May I please have every record restated word for word, with the images left out?

EXTRACTED INFORMATION:
--

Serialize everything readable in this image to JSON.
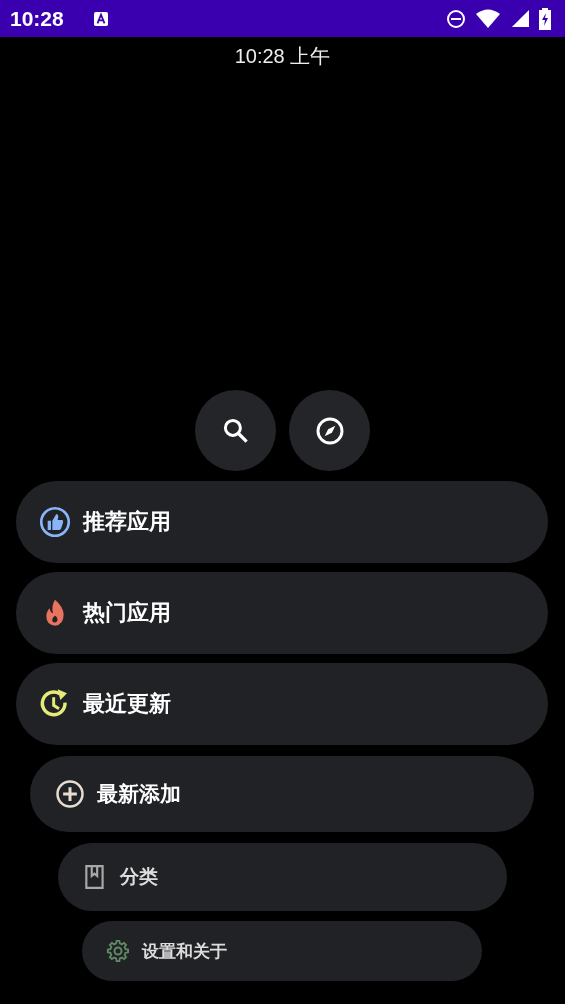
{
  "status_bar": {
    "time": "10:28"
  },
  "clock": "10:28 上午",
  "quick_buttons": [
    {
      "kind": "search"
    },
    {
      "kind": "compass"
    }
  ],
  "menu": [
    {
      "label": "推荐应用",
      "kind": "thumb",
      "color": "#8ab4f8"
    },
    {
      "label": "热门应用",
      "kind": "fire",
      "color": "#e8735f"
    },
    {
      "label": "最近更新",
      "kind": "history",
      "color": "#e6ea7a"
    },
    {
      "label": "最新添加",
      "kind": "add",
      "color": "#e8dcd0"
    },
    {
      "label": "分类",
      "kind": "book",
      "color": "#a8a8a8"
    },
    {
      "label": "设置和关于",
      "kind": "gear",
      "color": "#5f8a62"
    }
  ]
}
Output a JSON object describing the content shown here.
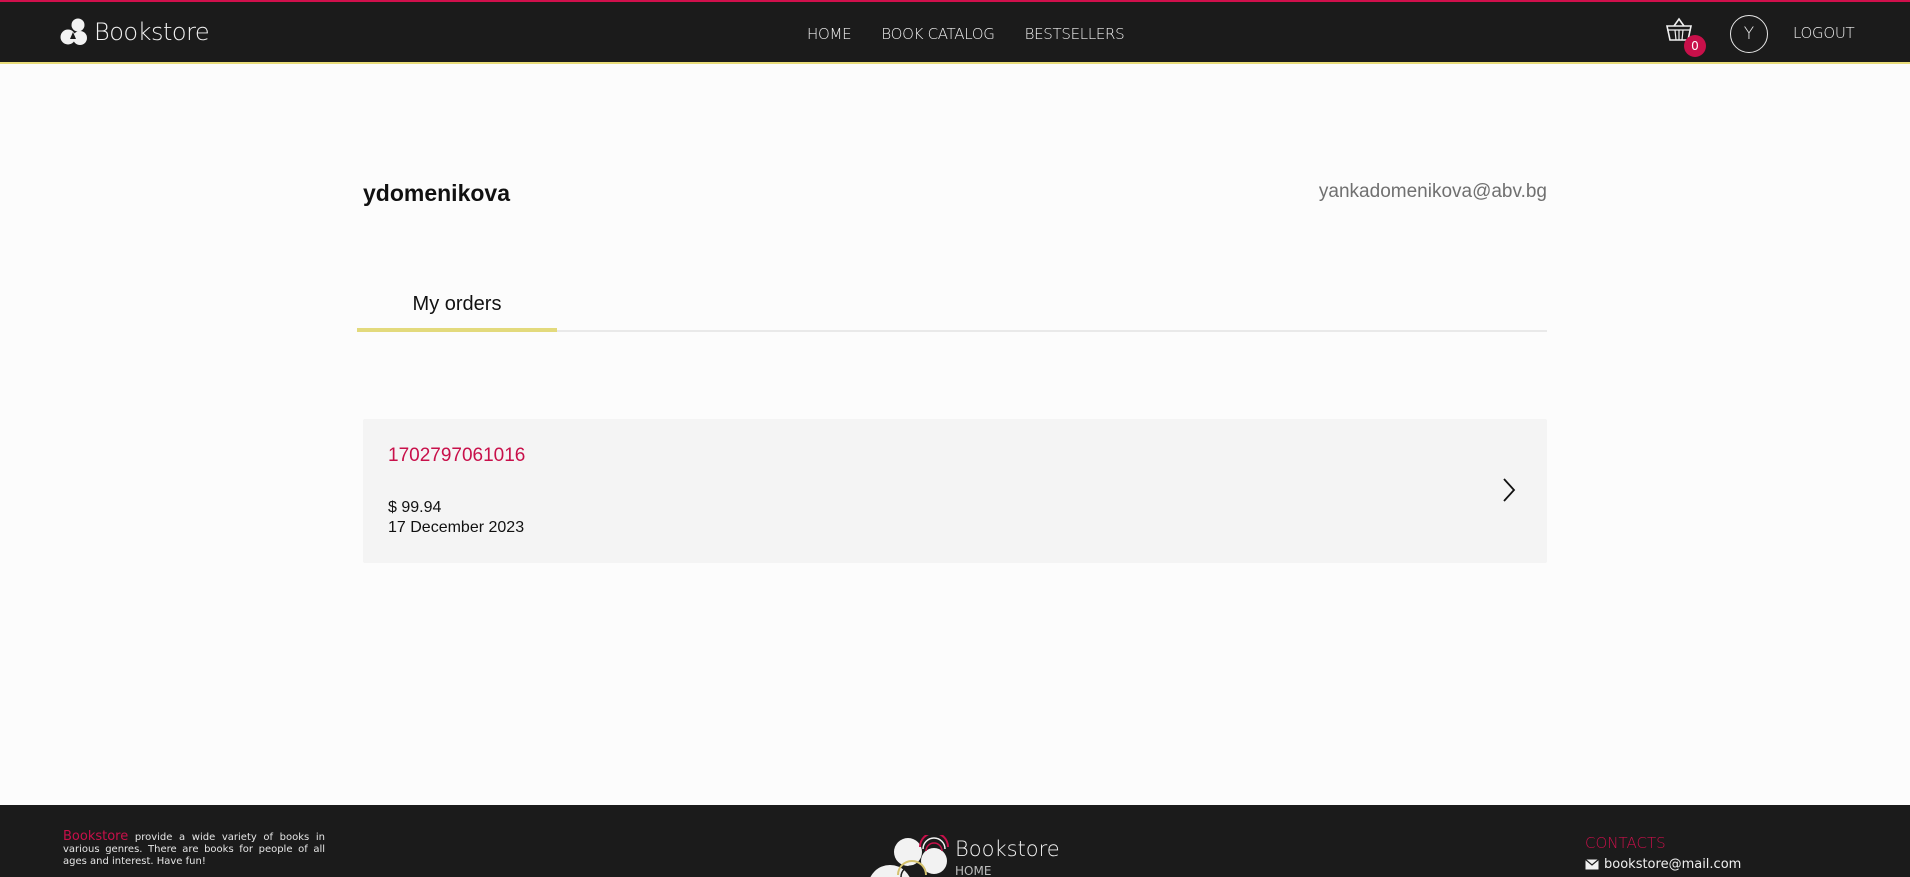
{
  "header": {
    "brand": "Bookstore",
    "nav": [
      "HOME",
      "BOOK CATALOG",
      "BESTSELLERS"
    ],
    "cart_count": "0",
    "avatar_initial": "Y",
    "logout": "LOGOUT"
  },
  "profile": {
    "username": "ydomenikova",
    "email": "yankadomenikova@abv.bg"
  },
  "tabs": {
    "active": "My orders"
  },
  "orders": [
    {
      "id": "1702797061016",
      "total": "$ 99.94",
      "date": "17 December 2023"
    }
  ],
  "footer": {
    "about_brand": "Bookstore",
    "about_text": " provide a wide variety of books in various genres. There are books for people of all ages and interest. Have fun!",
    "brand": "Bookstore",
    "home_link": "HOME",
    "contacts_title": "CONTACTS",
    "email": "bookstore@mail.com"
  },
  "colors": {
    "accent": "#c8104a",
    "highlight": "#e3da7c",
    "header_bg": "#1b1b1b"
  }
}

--

TASK ANSWER:
Serialize everything readable in this image to JSON.
{
  "status_bar": {
    "time": "10:28"
  },
  "clock": "10:28 上午",
  "quick_buttons": [
    {
      "kind": "search"
    },
    {
      "kind": "compass"
    }
  ],
  "menu": [
    {
      "label": "推荐应用",
      "kind": "thumb",
      "color": "#8ab4f8"
    },
    {
      "label": "热门应用",
      "kind": "fire",
      "color": "#e8735f"
    },
    {
      "label": "最近更新",
      "kind": "history",
      "color": "#e6ea7a"
    },
    {
      "label": "最新添加",
      "kind": "add",
      "color": "#e8dcd0"
    },
    {
      "label": "分类",
      "kind": "book",
      "color": "#a8a8a8"
    },
    {
      "label": "设置和关于",
      "kind": "gear",
      "color": "#5f8a62"
    }
  ]
}
Output a JSON object describing the content shown here.
{
  "header": {
    "brand": "Bookstore",
    "nav": [
      "HOME",
      "BOOK CATALOG",
      "BESTSELLERS"
    ],
    "cart_count": "0",
    "avatar_initial": "Y",
    "logout": "LOGOUT"
  },
  "profile": {
    "username": "ydomenikova",
    "email": "yankadomenikova@abv.bg"
  },
  "tabs": {
    "active": "My orders"
  },
  "orders": [
    {
      "id": "1702797061016",
      "total": "$ 99.94",
      "date": "17 December 2023"
    }
  ],
  "footer": {
    "about_brand": "Bookstore",
    "about_text": " provide a wide variety of books in various genres. There are books for people of all ages and interest. Have fun!",
    "brand": "Bookstore",
    "home_link": "HOME",
    "contacts_title": "CONTACTS",
    "email": "bookstore@mail.com"
  },
  "colors": {
    "accent": "#c8104a",
    "highlight": "#e3da7c",
    "header_bg": "#1b1b1b"
  }
}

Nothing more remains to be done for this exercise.